November 11, 2001, 06:51 AM
What would be the parameters in cleaning up an old, say WWII weapon(s). If you were to clean up the wood like new (remove all the grease and grime), would that ruined the historical value? Where is the line? Is the just so long as you do no damage to the firearm?
Concerned
:confused: :confused: :confused:

johnwill
November 11, 2001, 11:53 AM
In general, if the firearm has any significant value, you should be very careful about excessive "cleaning". I'd do some research before I did anything more than cleaning out the old 50 year old grease and the like. Refinishing the stock or rebluing will normally reduce the value of the piece.

Personally, I don't own anything worth more than about $1500, and I clean them up to please me, not some preceived "collectable value", but that's just me.

James K
November 11, 2001, 10:23 PM
Some cleaning is OK, but for heaven's sake don't remove any cartouches or other markings. Sanding off some cartouches will reduce the value by a few hundred dollars.

Jim

tes3
November 12, 2001, 11:42 PM
see I haven't been far off in that I would never do anything to destroy the historical value, like sanding of any sort. I was considering some light chemical cleaning, not altering; I would never refinish or reblue. Over that 55+ years gun oil collects on the stock(s); on one the oil is almost like Cosmoline (different consistency) only thicker. These guns range in value from $150 to $4,000. The most valuable looks like it just came out of the factory.
The next question is if anyone has any suggestions for a cleaning agent? I have got a derelict stock and was going to try some solutions on it, Oxy-clean, Hormby’s, 407 and an industrial cleaner I have to see what they will do, before touching the real firearm.
:cool: :cool: :cool:
:rolleyes: :rolleyes: :rolleyes:

Walt Sherrill
November 13, 2001, 10:03 AM
For most guns, the guys on the Curio & Relics list, which include some of the most knowledgeable collectors around, recommend any good degreaser and, in the serious cases, EASY OFF oven cleaner. (But they recommend a specific type of EASY OFF, and I don't remember which variety...)

Once all the old oil is out of the wood, they reapply boiled linseed oil. Nothing else. (For the Japanese surplus rifles, you've got to do something different, as those weapons had a lacquered finish.)

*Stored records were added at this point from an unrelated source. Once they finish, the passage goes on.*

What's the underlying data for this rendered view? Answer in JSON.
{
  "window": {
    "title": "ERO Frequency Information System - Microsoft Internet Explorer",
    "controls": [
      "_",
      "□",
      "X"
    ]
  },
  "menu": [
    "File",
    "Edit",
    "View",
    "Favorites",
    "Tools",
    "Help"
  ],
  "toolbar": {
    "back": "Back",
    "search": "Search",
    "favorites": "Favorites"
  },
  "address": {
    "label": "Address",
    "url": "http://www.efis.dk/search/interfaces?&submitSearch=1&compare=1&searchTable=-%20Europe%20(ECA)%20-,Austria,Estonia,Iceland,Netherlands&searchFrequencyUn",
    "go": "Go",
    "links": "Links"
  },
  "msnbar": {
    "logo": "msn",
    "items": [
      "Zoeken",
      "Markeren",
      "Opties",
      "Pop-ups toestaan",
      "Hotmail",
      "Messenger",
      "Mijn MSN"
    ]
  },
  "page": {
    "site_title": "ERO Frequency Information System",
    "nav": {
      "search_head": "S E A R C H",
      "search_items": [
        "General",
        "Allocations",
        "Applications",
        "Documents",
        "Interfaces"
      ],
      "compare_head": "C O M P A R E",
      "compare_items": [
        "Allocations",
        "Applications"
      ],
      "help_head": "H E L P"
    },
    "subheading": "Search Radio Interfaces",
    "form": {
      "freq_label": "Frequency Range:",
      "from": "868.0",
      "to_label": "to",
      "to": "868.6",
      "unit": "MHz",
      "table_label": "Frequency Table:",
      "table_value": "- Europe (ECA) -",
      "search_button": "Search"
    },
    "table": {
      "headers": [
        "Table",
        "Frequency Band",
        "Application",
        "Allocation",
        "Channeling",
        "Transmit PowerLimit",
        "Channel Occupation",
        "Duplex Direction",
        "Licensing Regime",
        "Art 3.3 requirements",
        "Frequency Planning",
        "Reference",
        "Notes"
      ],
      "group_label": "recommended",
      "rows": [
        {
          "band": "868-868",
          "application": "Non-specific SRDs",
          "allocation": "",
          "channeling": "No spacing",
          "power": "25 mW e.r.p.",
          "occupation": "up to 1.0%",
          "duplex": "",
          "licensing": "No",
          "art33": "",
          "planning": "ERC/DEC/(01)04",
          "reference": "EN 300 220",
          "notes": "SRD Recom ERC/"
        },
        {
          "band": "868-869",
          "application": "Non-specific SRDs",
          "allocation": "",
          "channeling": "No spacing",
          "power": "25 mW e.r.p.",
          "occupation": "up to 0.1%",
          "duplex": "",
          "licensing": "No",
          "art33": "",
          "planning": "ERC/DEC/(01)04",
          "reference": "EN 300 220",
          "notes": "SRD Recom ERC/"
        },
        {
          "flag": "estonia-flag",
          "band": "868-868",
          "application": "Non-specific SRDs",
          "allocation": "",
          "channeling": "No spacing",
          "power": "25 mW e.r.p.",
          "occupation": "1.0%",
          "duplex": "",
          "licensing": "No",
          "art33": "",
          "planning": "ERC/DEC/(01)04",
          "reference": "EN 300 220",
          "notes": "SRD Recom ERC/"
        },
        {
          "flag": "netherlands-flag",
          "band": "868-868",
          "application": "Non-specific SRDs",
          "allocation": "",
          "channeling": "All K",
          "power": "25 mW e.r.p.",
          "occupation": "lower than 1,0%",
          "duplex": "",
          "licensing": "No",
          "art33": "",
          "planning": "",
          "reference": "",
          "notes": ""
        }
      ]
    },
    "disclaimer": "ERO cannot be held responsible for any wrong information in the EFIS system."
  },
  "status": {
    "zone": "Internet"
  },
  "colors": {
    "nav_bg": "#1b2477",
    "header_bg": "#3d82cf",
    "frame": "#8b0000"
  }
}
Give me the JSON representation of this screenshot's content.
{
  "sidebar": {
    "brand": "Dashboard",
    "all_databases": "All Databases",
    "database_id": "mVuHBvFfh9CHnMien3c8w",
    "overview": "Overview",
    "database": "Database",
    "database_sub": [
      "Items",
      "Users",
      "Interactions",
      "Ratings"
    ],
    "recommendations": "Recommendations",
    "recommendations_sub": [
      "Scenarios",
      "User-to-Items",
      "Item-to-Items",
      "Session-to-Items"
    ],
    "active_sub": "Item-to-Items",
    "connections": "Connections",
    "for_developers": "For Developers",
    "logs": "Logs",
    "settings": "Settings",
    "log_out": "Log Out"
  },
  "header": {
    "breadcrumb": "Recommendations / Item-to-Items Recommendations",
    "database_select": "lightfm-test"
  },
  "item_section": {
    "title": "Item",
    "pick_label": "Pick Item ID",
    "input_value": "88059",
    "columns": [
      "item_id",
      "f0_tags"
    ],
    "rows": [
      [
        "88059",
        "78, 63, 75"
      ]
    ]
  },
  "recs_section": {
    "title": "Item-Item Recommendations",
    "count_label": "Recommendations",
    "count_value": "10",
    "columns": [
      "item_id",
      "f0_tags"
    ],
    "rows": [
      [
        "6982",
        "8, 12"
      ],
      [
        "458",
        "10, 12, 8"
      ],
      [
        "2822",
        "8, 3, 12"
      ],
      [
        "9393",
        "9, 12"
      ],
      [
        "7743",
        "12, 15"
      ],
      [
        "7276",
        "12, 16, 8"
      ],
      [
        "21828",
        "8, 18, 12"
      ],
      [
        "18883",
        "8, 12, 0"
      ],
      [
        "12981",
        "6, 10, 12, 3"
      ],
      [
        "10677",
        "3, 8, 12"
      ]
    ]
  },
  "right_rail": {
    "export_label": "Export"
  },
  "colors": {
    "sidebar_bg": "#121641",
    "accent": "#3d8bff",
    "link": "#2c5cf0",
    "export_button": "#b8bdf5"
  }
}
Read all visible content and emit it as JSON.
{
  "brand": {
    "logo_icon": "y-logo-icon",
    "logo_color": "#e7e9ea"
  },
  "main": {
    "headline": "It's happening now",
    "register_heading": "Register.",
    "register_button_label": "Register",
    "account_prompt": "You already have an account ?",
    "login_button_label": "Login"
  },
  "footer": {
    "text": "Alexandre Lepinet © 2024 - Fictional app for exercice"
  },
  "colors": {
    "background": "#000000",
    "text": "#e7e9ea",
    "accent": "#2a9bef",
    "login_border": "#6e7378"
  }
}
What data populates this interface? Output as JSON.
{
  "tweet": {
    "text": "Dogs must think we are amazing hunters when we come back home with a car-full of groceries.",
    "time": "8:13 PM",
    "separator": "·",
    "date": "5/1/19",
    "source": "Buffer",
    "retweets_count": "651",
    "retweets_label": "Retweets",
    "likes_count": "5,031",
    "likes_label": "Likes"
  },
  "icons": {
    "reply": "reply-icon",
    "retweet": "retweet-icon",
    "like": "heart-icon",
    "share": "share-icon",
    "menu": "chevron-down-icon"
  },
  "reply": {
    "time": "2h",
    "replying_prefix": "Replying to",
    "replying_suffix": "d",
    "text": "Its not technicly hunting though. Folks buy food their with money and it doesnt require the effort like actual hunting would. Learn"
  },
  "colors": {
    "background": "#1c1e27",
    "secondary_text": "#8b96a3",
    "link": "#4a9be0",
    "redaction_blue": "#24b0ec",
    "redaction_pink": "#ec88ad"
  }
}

Go to www.Crufflers.Com to learn about the list, and to subscribe. You'll find many kindred souls, there.

Ooops. That's www.cruffler.com . Sorry.